**What is needed:** Pictures aside, each entry has to be returned exactly as it stands.

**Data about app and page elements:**
┌────────

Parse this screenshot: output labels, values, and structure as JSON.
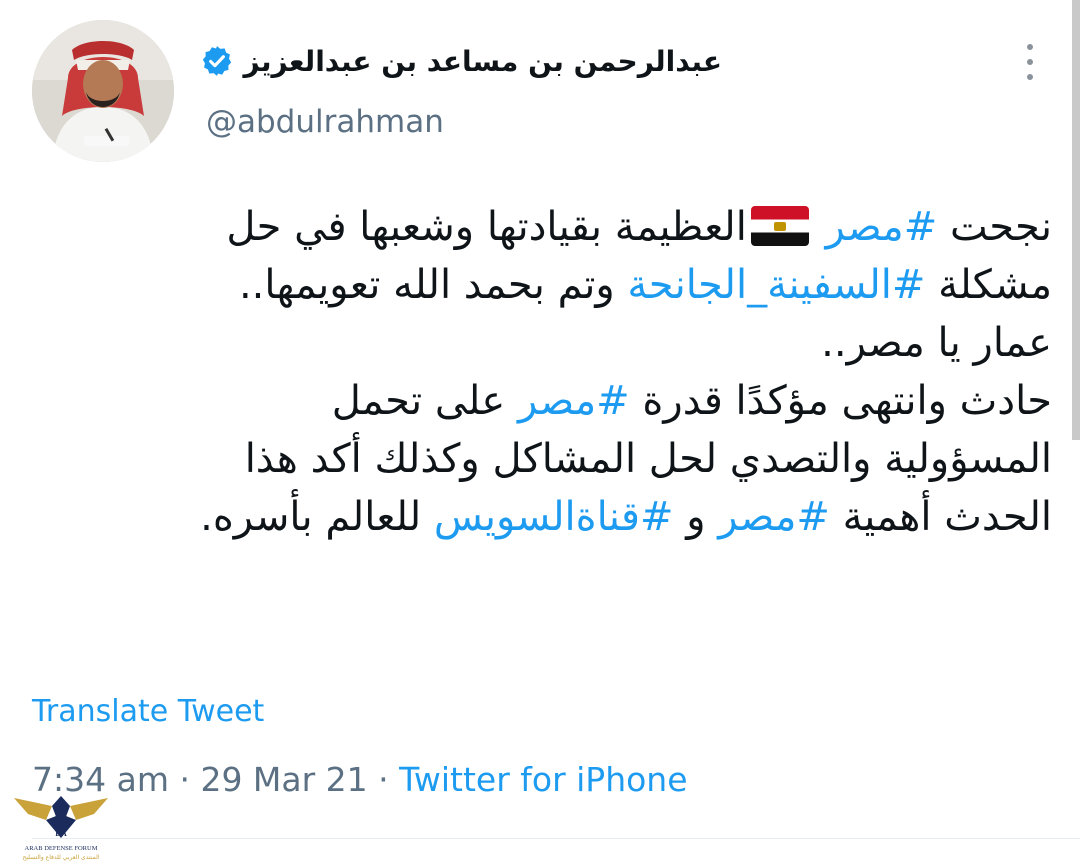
{
  "author": {
    "display_name": "عبدالرحمن بن مساعد بن عبدالعزيز",
    "handle": "@abdulrahman",
    "verified_icon": "verified-badge-icon",
    "verified_color": "#1d9bf0"
  },
  "tweet": {
    "l1_a": "نجحت ",
    "l1_tag": "#مصر",
    "l1_b": "العظيمة بقيادتها وشعبها في حل",
    "l2_a": "مشكلة ",
    "l2_tag": "#السفينة_الجانحة",
    "l2_b": " وتم بحمد الله تعويمها..",
    "l3": "عمار يا مصر..",
    "l4_a": "حادث وانتهى مؤكدًا قدرة ",
    "l4_tag": "#مصر",
    "l4_b": " على تحمل",
    "l5": "المسؤولية والتصدي لحل المشاكل وكذلك أكد هذا",
    "l6_a": "الحدث أهمية ",
    "l6_tag1": "#مصر",
    "l6_b": " و ",
    "l6_tag2": "#قناةالسويس",
    "l6_c": " للعالم بأسره."
  },
  "translate_label": "Translate Tweet",
  "meta": {
    "time": "7:34 am",
    "sep1": " · ",
    "date": "29 Mar 21",
    "sep2": " · ",
    "source": "Twitter for iPhone"
  },
  "watermark": {
    "text_en": "ARAB DEFENSE FORUM",
    "text_ar": "المنتدى العربي للدفاع والتسليح"
  },
  "colors": {
    "link": "#1d9bf0",
    "secondary": "#5b7083",
    "text": "#0f1419"
  }
}
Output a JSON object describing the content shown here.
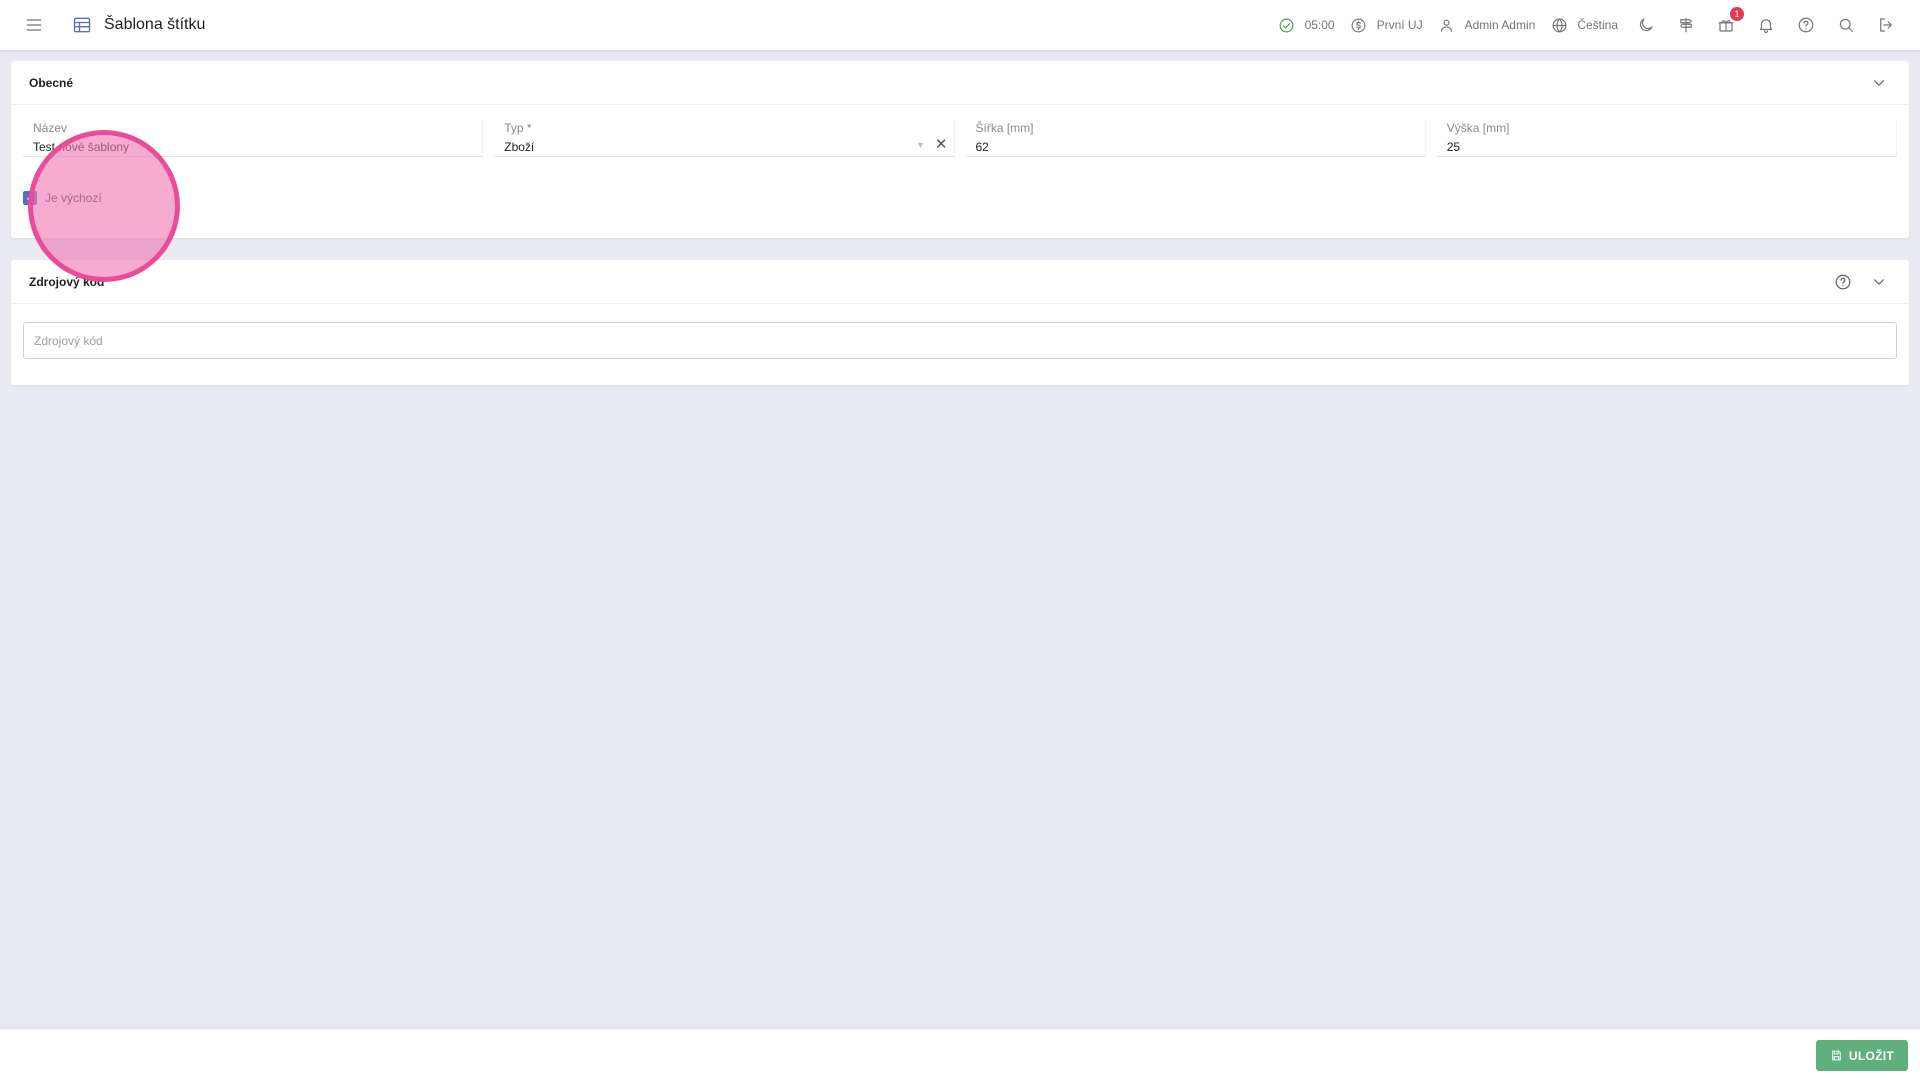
{
  "header": {
    "title": "Šablona štítku",
    "time": "05:00",
    "company": "První UJ",
    "user": "Admin Admin",
    "language": "Čeština",
    "gift_badge": "1"
  },
  "general_card": {
    "title": "Obecné",
    "name_label": "Název",
    "name_value": "Test nové šablony",
    "type_label": "Typ *",
    "type_value": "Zboží",
    "width_label": "Šířka [mm]",
    "width_value": "62",
    "height_label": "Výška [mm]",
    "height_value": "25",
    "default_label": "Je výchozí",
    "default_checked": true
  },
  "source_card": {
    "title": "Zdrojový kód",
    "placeholder": "Zdrojový kód"
  },
  "footer": {
    "save_label": "ULOŽIT"
  },
  "colors": {
    "accent": "#5c6bc0",
    "save": "#5fb07a",
    "badge": "#e53950",
    "click_marker": "#e84896"
  }
}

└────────

**Answer for this exercise:**
Parse this screenshot: output labels, values, and structure as JSON.
{
  "author": {
    "display_name": "عبدالرحمن بن مساعد بن عبدالعزيز",
    "handle": "@abdulrahman",
    "verified_icon": "verified-badge-icon",
    "verified_color": "#1d9bf0"
  },
  "tweet": {
    "l1_a": "نجحت ",
    "l1_tag": "#مصر",
    "l1_b": "العظيمة بقيادتها وشعبها في حل",
    "l2_a": "مشكلة ",
    "l2_tag": "#السفينة_الجانحة",
    "l2_b": " وتم بحمد الله تعويمها..",
    "l3": "عمار يا مصر..",
    "l4_a": "حادث وانتهى مؤكدًا قدرة ",
    "l4_tag": "#مصر",
    "l4_b": " على تحمل",
    "l5": "المسؤولية والتصدي لحل المشاكل وكذلك أكد هذا",
    "l6_a": "الحدث أهمية ",
    "l6_tag1": "#مصر",
    "l6_b": " و ",
    "l6_tag2": "#قناةالسويس",
    "l6_c": " للعالم بأسره."
  },
  "translate_label": "Translate Tweet",
  "meta": {
    "time": "7:34 am",
    "sep1": " · ",
    "date": "29 Mar 21",
    "sep2": " · ",
    "source": "Twitter for iPhone"
  },
  "watermark": {
    "text_en": "ARAB DEFENSE FORUM",
    "text_ar": "المنتدى العربي للدفاع والتسليح"
  },
  "colors": {
    "link": "#1d9bf0",
    "secondary": "#5b7083",
    "text": "#0f1419"
  }
}
Output a JSON object describing the content shown here.
{
  "header": {
    "title": "Šablona štítku",
    "time": "05:00",
    "company": "První UJ",
    "user": "Admin Admin",
    "language": "Čeština",
    "gift_badge": "1"
  },
  "general_card": {
    "title": "Obecné",
    "name_label": "Název",
    "name_value": "Test nové šablony",
    "type_label": "Typ *",
    "type_value": "Zboží",
    "width_label": "Šířka [mm]",
    "width_value": "62",
    "height_label": "Výška [mm]",
    "height_value": "25",
    "default_label": "Je výchozí",
    "default_checked": true
  },
  "source_card": {
    "title": "Zdrojový kód",
    "placeholder": "Zdrojový kód"
  },
  "footer": {
    "save_label": "ULOŽIT"
  },
  "colors": {
    "accent": "#5c6bc0",
    "save": "#5fb07a",
    "badge": "#e53950",
    "click_marker": "#e84896"
  }
}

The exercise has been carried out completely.